- PET signals are generally not done much for intra/inter-subject analysis due to cumbersome scans, expensive equipment, time consuming, etc. Sample sizes are generally small. The correlation of a single subject in multiple scans is often ignored. However, fMRI can do hundreds of scans per subject per experiment, so it makes sense to do correlation analysis in multiple scans of a single subject.

- Specific analysis method: “Fixed effects” -> “Mixed effects” -> ……

- Since 2000, MVPA (Multi-Voxel Pattern Analasis) has become an important tool for fMRI analysis. MVPA is not limited to the analysis of a single voxel (the smallest unit in an fMRI scan), but aims to understand how the pattern formed by multiple voxels in the brain characterizes some important information. (One of the great advances of the MVPA approach is that it is not limited to the interpretation of existing data, but rather hopes to use the patterns observed in existing data to predict what will be observed in the future.

1.4. Major components of fMRI analysis

- Why is fMRI so difficult to analyze?

- The presence of artifacts, such as head movement, can cause large artifacts in the fMRI signal.

- Variablilty between / within individuals. two scans of the same subject for the same experimental model, and two scans of different subjects, can be very different.

- The dimensionality of the data obtained from the scans is too high. How to get useful information from such high-dimensional data? (Inner os: dimensionality reduction + machine learning!)

- The main process of analysis

- Quality control: make sure there are no artifacts

- Distortion correction: correct spatial distortion

- Motion correction: Correction of the image of head movement

- Slice timing correction: different slice produces slightly different time to be corrected.

- Spatial normalization: to put the brain space of different subjects on the same board in order to do cross-subject analysis.

- Spatial smoothing: deliberately blurring the data to suppress (high frequency?) noise

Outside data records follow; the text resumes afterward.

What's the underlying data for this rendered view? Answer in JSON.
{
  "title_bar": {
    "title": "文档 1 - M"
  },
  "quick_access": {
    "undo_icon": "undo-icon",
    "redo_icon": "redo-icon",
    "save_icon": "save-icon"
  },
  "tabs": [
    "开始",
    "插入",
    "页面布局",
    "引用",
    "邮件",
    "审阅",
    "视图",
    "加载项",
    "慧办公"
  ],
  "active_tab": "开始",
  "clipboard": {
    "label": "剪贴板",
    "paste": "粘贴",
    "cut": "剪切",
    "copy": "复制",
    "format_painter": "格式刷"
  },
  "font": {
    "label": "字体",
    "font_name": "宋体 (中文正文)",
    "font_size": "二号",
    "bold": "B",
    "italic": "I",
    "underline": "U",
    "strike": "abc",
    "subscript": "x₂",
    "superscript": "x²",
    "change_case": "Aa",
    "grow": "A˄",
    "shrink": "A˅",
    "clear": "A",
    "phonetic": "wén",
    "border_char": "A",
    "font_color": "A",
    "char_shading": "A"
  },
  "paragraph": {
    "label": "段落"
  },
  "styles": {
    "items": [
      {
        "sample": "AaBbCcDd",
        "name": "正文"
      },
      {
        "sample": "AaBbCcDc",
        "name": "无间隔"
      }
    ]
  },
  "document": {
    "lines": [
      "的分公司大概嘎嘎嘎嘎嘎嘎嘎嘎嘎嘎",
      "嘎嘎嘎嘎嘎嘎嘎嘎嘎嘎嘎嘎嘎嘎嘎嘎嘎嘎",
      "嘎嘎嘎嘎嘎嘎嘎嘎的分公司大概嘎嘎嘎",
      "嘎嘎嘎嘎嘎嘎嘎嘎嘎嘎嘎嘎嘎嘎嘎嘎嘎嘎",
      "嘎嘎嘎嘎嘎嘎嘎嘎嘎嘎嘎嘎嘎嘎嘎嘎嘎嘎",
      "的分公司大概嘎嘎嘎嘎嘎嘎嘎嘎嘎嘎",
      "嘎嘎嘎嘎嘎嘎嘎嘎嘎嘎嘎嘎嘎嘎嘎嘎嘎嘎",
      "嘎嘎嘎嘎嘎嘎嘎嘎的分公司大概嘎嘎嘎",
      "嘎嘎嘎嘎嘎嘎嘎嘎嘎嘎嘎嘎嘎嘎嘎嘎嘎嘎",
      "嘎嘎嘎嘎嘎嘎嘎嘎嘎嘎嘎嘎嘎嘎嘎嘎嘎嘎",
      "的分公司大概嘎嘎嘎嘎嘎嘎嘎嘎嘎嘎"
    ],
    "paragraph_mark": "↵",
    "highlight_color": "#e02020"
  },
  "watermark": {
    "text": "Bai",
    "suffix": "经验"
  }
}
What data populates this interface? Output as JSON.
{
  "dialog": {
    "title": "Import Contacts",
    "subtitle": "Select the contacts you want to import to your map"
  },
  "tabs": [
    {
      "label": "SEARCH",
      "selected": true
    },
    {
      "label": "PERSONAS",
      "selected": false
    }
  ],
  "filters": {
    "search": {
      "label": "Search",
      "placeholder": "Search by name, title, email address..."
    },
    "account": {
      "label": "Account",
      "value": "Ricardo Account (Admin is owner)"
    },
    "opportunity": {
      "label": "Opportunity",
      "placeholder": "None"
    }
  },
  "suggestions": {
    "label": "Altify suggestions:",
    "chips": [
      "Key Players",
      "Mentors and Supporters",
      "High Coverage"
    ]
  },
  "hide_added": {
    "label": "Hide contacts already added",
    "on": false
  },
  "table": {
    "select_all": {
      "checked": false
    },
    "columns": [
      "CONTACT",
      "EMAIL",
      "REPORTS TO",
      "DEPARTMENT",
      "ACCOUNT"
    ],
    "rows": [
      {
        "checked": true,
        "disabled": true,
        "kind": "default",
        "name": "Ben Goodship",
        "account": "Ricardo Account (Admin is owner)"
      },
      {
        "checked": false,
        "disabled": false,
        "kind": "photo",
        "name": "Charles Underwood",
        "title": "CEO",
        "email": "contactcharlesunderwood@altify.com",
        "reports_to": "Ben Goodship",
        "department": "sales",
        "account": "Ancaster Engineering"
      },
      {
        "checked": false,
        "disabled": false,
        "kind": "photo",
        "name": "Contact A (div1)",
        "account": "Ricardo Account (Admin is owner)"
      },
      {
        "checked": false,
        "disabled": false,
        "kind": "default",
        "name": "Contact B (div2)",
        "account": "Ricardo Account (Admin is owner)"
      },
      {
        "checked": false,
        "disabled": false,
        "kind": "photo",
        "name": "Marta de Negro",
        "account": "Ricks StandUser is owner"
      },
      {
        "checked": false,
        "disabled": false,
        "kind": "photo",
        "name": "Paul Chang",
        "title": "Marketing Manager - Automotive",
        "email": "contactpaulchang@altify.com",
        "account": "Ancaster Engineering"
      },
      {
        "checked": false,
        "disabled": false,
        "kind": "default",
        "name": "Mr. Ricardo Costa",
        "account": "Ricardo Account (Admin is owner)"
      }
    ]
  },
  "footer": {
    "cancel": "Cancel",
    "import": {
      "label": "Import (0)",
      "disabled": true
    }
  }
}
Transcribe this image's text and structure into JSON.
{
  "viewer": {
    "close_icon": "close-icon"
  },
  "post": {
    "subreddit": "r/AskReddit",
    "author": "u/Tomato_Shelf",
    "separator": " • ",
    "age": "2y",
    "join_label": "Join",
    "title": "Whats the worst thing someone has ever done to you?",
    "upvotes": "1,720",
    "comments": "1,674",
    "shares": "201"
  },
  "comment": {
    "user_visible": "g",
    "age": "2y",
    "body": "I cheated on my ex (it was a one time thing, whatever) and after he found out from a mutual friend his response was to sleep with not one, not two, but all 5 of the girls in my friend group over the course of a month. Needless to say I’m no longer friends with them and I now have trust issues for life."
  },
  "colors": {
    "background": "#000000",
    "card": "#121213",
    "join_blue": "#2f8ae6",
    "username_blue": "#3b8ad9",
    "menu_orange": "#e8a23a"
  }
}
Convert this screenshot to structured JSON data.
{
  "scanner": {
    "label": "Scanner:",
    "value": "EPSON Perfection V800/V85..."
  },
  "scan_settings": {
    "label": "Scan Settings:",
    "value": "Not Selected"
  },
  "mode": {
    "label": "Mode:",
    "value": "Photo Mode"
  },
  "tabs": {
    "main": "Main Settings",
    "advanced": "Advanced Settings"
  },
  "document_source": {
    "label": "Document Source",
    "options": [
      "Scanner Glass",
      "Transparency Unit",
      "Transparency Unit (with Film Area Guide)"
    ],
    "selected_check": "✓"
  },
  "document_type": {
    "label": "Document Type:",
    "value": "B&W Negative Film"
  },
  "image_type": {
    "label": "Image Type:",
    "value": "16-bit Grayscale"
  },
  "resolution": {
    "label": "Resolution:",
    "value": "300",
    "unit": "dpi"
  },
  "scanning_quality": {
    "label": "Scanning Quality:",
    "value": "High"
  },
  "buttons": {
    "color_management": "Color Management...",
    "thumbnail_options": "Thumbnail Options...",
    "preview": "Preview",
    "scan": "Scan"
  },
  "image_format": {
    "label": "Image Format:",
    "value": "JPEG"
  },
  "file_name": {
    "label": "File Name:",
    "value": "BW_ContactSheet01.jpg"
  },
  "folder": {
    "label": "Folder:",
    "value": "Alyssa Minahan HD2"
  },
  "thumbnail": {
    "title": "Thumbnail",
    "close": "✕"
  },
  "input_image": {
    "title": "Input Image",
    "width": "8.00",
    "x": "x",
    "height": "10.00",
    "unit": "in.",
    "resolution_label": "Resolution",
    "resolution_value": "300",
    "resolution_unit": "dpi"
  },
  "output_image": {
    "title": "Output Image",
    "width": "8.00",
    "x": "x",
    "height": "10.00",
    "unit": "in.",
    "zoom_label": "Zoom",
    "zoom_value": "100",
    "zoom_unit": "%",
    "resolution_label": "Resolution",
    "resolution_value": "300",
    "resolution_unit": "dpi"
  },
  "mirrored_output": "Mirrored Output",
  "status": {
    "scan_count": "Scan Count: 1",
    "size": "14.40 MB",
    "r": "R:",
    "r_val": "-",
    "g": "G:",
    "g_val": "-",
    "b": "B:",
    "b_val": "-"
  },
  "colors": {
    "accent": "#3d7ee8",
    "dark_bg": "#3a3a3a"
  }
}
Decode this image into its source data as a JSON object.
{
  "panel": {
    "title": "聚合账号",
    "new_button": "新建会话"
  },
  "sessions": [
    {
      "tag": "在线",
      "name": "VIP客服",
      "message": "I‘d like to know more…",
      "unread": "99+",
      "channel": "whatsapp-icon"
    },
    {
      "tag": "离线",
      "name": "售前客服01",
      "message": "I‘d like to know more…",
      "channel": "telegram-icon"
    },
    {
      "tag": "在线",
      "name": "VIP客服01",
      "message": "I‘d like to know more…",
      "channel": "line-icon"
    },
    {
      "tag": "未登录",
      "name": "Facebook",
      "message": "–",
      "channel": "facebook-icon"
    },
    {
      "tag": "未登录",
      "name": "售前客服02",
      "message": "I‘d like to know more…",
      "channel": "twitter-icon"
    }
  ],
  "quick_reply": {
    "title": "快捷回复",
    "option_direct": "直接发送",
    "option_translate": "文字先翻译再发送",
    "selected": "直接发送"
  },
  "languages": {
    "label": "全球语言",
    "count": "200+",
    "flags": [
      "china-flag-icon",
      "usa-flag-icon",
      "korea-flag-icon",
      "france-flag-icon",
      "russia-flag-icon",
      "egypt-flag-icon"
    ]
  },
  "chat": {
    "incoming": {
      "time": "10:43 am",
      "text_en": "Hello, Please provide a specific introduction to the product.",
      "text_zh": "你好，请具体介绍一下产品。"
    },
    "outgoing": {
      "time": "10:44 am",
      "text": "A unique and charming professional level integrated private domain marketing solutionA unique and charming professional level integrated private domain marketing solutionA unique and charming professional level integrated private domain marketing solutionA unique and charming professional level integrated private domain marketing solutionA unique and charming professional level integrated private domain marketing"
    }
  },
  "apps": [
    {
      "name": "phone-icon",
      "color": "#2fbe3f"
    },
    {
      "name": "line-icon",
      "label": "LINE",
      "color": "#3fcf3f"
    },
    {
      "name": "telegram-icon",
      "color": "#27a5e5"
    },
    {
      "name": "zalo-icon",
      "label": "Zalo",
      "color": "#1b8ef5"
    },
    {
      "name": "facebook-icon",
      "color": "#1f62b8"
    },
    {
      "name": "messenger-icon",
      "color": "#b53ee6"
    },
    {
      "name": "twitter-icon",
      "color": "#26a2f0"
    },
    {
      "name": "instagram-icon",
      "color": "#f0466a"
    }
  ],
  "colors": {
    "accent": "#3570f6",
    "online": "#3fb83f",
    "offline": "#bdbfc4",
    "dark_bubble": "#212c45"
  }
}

- Temporal filtering: removing low frequency noise

- Statistical modeling: Fitting a good statistical model to predict the response of the brain to a specific task/stimulus

- Statistical inference: further analysis

- Visualization: visualization. Also a lot of work.

1.5. software packages for fMRI analysis

The most commonly used are.

- SPM (most commonly used, most comprehensive, provides a lot of good file reading and writing operations, visualization is limited)

- FSL (newcomer, recommended by the authors, good for visualizing DTI analysis/ICA analysis, has many brain templates)

- AFNI (visualization is good, can be combined with R analysis)

- Freesurfer (actually mainly used for structural MRI data analysis. But it has many cortical models, which can be used well for inter-subject surface-based alignment, and is a good tool), etc.

It is best to choose a specialization and supplement it with other software for specific functions. the popularity of NIfTI format also makes it a bit easier to use multiple software in concert.

Finally ** attaches the essence: Processing stream:**


The first chapter gives an overall overview of fMRI data analysis, and specific terms and methods should be explained in more detail subsequently.

Penghui Du
Penghui Du